One of the biggest challenges for both the players and coaches will be learning different terminology with Roberts taking over as defensive coordinator.
“It’s like we were speaking Spanish last year and now we’re speaking German,” McGuire said. “But a lot of the coverages are similar, the way we’re going to do things are similar.”
Bell knows Central Texas football as well as anybody since he was a star quarterback under his father, Mark Bell, at China Spring before playing at Baylor from 2003-06. He was an assistant coach at China Spring in 2008 before moving on to head coaching jobs at Clifton, Magnolia West and Cedar Ridge before Rhule hired him as an offensive analyst at Baylor in 2017.
After coaching Baylor’s offensive line the last two seasons, Bell will coach tight ends in his first season on Aranda’s staff. He respects how much Aranda values his opinion as well that of McGuire and Wetzel, who serves in an off the field capacity as associate athletic director for football relations.
“He asks our opinion because he cares and wants to keep building,” Bell said. “He doesn’t want to tear down and start over. From a recruiting aspect, to a relationship with the players aspect, to a Texas high school relation aspect, I think it’s been pretty valuable for him and I think we’ll definitely see benefits of that coming forward.”
Along with McGuire and Wetzel, Bell helped keep Baylor’s 2020 recruiting class intact during the transition from Rhule to Aranda. After signing 12 players in the early period in December, the Bears added five more in February.
“When that transition happened, we reached out immediately (to the recruits),” Bell said. “Through the transition, we told them as soon as we know something, you’ll know something. I think it’s a testament to Baylor. These guys want to be here. They didn’t choose it because of me or Matt Rhule, they chose it because Baylor is Baylor. Those guys are big-time players and are going to win a lot of football games for us here.”
Bell is looking forward to spending more time and sharing ideas with Baylor offensive coordinator Larry Fedora, who has experience as a head coach at Southern Mississippi and North Carolina.
During offensive staff meetings, Fedora has been open to what Bell and the other assistant coaches have to contribute.

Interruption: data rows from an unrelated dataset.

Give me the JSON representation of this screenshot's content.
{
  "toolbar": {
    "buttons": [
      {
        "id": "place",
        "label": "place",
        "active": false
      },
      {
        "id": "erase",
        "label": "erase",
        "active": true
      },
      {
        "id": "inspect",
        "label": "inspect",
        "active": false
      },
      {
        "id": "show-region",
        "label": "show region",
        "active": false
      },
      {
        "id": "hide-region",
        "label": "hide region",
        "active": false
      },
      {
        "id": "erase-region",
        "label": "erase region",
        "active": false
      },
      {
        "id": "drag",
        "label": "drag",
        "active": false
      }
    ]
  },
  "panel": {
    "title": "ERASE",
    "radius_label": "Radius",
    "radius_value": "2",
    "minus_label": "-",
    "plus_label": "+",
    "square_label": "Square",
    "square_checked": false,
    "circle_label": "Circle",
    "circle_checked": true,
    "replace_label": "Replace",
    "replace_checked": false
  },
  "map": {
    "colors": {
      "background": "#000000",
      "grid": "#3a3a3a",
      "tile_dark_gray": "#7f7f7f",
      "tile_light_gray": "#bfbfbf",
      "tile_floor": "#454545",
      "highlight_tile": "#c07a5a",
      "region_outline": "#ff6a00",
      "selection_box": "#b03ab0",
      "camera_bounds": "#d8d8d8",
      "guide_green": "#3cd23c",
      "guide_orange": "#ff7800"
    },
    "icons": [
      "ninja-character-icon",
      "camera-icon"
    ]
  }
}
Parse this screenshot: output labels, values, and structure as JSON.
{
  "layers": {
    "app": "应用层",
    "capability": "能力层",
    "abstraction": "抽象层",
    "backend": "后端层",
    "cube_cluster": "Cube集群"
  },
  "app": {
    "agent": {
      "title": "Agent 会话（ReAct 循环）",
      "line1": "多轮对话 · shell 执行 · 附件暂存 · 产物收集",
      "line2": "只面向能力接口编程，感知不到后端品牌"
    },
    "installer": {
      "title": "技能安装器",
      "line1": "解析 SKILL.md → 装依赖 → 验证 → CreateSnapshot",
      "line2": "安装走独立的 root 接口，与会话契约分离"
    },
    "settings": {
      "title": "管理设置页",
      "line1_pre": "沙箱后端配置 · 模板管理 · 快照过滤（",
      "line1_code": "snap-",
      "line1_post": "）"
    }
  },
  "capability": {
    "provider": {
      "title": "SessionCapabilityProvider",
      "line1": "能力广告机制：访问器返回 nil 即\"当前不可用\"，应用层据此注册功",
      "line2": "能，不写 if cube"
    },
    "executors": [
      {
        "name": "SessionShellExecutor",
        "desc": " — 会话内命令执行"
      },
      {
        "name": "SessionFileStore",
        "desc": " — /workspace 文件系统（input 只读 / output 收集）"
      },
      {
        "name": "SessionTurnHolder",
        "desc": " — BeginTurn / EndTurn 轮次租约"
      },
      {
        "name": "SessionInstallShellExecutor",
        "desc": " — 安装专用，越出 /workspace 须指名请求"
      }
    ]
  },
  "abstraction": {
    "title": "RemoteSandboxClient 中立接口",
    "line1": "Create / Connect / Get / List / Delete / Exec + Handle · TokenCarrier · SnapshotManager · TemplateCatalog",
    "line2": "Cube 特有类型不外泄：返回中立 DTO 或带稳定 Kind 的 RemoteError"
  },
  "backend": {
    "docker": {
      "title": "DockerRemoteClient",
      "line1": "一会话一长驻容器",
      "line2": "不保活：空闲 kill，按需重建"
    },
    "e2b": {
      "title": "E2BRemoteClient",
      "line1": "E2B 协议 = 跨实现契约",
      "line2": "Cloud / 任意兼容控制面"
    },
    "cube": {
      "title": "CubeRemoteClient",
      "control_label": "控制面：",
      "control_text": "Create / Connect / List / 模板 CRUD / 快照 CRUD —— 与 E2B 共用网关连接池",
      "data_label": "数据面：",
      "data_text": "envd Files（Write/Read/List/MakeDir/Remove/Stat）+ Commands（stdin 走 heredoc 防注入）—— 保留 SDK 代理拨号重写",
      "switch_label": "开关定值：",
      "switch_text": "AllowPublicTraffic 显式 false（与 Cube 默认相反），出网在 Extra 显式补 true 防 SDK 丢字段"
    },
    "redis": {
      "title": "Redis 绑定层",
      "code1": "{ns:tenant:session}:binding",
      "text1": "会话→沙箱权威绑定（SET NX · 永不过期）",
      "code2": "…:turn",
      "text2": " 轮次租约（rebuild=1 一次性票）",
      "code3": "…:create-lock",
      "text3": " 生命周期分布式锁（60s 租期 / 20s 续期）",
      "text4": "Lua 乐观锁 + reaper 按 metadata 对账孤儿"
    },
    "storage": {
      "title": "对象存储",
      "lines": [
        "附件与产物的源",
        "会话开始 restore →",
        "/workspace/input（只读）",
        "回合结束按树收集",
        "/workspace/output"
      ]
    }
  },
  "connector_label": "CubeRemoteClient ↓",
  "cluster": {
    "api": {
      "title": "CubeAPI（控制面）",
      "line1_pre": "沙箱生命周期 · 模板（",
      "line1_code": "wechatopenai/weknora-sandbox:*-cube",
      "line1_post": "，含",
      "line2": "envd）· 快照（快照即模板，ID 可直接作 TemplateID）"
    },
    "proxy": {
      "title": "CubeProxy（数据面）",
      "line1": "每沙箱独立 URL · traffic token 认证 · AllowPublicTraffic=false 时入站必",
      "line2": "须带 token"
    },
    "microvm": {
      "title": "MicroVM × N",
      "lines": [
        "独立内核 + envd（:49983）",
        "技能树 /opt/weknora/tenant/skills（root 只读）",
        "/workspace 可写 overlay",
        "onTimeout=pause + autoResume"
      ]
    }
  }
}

“I’ve kind of known him through the grapevine and it’s a guy I’ve always looked at from afar and wanted to be around,” Bell said. “I’ve just been so impressed by what he did at Carolina. Sitting with him in the room every day and learning what he wants to do as an offensive coordinator and what we’re going to do offensively, we’ve got the same belief and the same philosophy.”